Please reply with one number only: how many lines in the entries below contain the string "name".

Component data from apps and pages
»»

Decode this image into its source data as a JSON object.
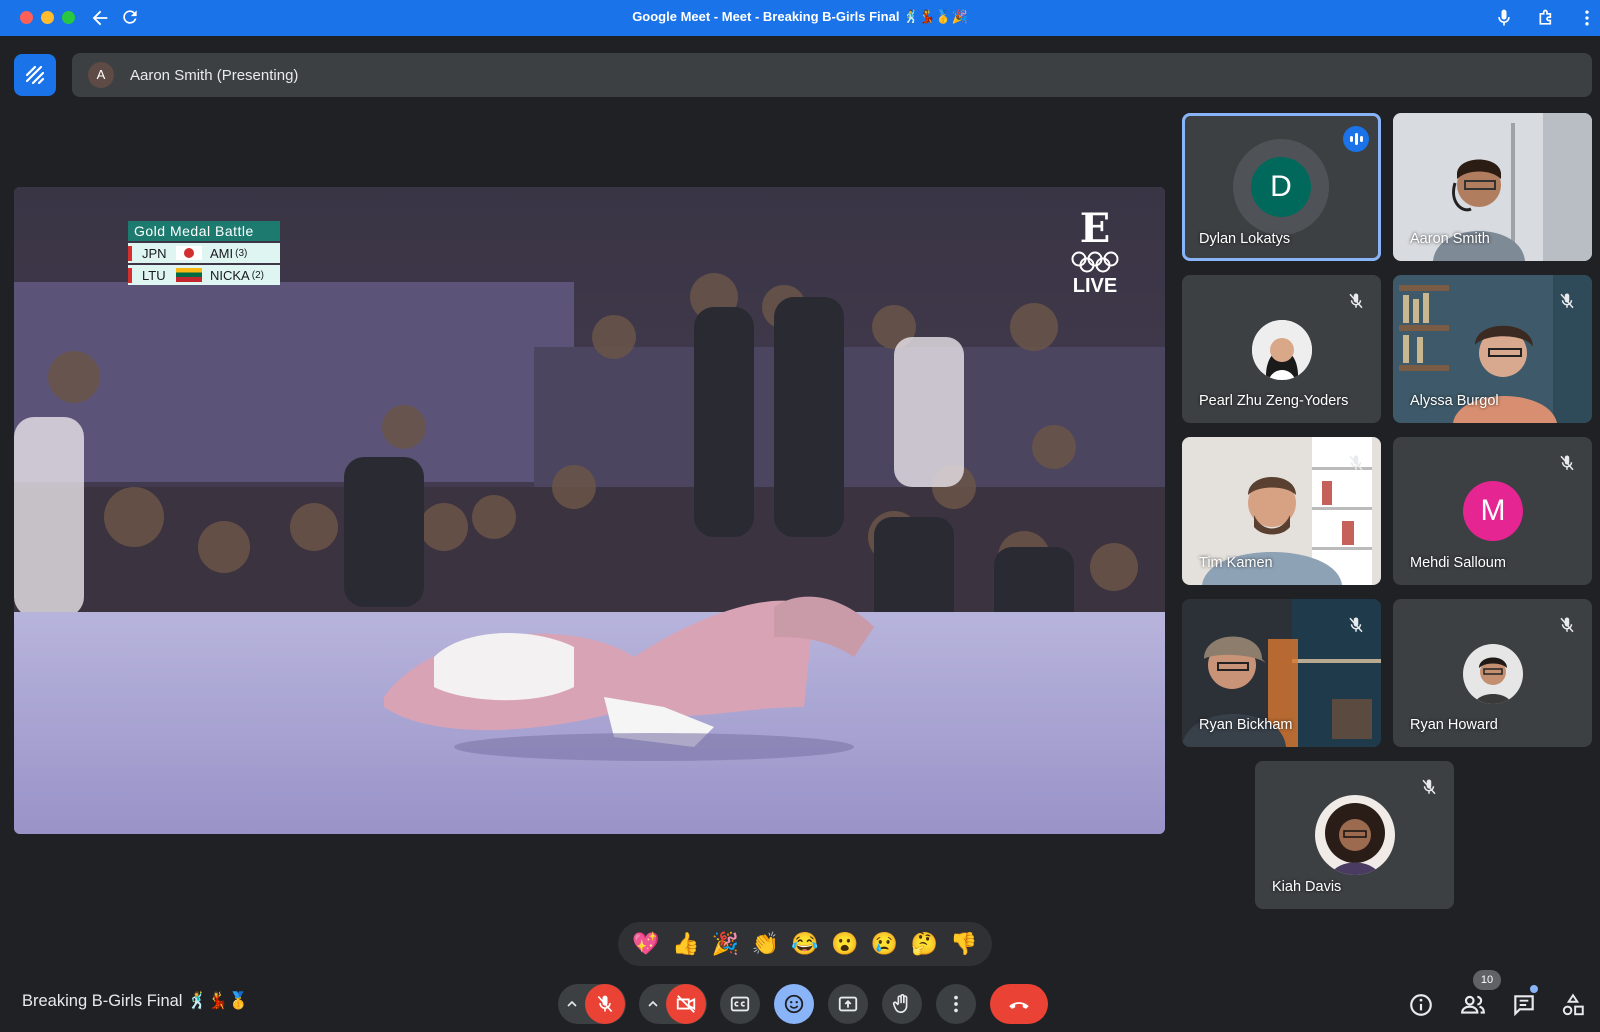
{
  "browser": {
    "title": "Google Meet - Meet - Breaking B-Girls Final 🕺💃🥇🎉",
    "icons": [
      "back-arrow-icon",
      "reload-icon",
      "microphone-icon",
      "extensions-icon",
      "kebab-menu-icon"
    ]
  },
  "presenting": {
    "avatar_letter": "A",
    "label": "Aaron Smith (Presenting)"
  },
  "shared_video": {
    "scoreboard": {
      "title": "Gold Medal Battle",
      "rows": [
        {
          "country": "JPN",
          "athlete": "AMI",
          "rank": "(3)"
        },
        {
          "country": "LTU",
          "athlete": "NICKA",
          "rank": "(2)"
        }
      ]
    },
    "broadcaster_logo": "E",
    "live_label": "LIVE"
  },
  "participants": [
    {
      "name": "Dylan Lokatys",
      "avatar_letter": "D",
      "avatar_color": "#00695c",
      "speaking": true,
      "muted": false
    },
    {
      "name": "Aaron Smith",
      "camera": true,
      "muted": false
    },
    {
      "name": "Pearl Zhu Zeng-Yoders",
      "photo": true,
      "muted": true
    },
    {
      "name": "Alyssa Burgol",
      "camera": true,
      "muted": true
    },
    {
      "name": "Tim Kamen",
      "camera": true,
      "muted": true
    },
    {
      "name": "Mehdi Salloum",
      "avatar_letter": "M",
      "avatar_color": "#e52592",
      "muted": true
    },
    {
      "name": "Ryan Bickham",
      "camera": true,
      "muted": true
    },
    {
      "name": "Ryan Howard",
      "photo": true,
      "muted": true
    },
    {
      "name": "Kiah Davis",
      "photo": true,
      "muted": true
    }
  ],
  "reactions": [
    "💖",
    "👍",
    "🎉",
    "👏",
    "😂",
    "😮",
    "😢",
    "🤔",
    "👎"
  ],
  "bottom_bar": {
    "meeting_title": "Breaking B-Girls Final 🕺💃🥇",
    "participant_count": "10"
  },
  "colors": {
    "accent": "#1a73e8",
    "danger": "#ea4335",
    "active_outline": "#8ab4f8",
    "surface": "#3c4043",
    "background": "#202124"
  }
}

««

> _SOLVED EXERCISE_
9